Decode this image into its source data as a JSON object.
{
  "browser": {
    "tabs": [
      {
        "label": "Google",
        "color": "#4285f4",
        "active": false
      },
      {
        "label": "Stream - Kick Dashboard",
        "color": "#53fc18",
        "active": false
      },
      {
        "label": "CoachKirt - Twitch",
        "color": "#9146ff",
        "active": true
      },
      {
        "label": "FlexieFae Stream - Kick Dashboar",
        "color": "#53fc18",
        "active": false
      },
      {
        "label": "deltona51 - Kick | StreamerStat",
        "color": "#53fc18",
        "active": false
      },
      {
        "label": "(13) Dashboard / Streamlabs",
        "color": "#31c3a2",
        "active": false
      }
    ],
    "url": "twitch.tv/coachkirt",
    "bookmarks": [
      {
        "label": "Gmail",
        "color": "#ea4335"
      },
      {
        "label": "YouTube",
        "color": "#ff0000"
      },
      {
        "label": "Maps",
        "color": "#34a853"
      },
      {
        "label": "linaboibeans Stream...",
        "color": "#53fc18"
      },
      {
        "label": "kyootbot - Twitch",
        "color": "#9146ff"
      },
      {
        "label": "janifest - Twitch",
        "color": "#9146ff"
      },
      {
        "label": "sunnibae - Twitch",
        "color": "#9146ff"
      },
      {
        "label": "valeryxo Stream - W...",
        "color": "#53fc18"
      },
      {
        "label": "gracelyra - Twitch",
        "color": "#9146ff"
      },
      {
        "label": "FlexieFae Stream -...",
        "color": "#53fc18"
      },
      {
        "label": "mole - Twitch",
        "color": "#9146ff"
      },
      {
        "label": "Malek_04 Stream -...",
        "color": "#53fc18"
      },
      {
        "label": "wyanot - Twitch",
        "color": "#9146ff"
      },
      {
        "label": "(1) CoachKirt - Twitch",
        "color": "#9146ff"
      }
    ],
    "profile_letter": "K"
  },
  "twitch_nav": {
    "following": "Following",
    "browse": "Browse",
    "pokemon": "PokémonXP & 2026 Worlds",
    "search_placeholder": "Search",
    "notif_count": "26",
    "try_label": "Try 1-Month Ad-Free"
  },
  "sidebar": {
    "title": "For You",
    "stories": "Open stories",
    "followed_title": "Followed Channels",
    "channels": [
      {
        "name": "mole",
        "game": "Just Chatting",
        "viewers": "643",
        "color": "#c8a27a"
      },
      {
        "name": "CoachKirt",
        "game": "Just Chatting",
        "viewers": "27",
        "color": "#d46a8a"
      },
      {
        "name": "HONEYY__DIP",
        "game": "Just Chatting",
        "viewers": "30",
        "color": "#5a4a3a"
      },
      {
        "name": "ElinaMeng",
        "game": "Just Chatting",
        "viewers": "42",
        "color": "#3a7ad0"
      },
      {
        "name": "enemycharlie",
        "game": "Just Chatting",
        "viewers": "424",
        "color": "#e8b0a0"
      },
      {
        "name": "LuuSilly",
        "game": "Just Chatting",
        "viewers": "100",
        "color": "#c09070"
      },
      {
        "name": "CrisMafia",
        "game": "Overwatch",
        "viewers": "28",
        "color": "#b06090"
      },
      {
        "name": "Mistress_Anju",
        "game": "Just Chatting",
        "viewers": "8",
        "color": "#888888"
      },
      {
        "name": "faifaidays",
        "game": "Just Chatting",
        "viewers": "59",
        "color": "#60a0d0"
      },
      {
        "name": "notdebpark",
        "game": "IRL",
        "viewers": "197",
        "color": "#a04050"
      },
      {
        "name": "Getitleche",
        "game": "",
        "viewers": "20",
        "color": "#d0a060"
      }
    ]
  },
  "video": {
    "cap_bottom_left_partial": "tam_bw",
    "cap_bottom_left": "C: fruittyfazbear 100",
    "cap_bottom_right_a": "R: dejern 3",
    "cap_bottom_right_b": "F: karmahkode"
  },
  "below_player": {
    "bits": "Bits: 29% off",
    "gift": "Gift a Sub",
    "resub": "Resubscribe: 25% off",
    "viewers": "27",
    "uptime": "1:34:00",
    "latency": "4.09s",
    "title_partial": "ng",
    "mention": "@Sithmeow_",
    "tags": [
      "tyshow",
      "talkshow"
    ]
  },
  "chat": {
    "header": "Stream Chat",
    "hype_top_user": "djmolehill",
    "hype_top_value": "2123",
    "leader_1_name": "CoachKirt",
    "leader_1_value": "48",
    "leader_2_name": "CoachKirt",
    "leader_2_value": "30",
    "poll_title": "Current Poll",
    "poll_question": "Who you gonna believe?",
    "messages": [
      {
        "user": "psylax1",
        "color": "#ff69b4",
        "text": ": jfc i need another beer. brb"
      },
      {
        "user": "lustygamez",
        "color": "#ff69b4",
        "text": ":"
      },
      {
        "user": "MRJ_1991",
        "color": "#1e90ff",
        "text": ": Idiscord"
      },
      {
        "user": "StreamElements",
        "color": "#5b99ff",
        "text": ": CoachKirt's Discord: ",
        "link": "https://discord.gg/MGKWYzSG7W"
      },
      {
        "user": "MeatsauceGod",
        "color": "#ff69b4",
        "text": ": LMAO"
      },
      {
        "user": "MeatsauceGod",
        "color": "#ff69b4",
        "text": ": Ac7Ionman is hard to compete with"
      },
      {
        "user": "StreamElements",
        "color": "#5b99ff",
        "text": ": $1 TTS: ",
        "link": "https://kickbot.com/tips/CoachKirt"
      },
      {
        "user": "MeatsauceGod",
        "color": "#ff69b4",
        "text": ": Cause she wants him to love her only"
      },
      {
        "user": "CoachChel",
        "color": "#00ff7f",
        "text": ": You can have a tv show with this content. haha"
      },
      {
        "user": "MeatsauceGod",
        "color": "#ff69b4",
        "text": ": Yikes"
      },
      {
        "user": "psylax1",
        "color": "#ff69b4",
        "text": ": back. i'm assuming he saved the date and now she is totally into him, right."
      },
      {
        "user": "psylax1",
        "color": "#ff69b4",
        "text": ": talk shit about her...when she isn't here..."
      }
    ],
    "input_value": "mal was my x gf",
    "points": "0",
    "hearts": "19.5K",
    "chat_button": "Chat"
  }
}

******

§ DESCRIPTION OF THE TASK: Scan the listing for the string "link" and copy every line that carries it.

§ RESULT:
        "link": "https://discord.gg/MGKWYzSG7W"
        "link": "https://kickbot.com/tips/CoachKirt"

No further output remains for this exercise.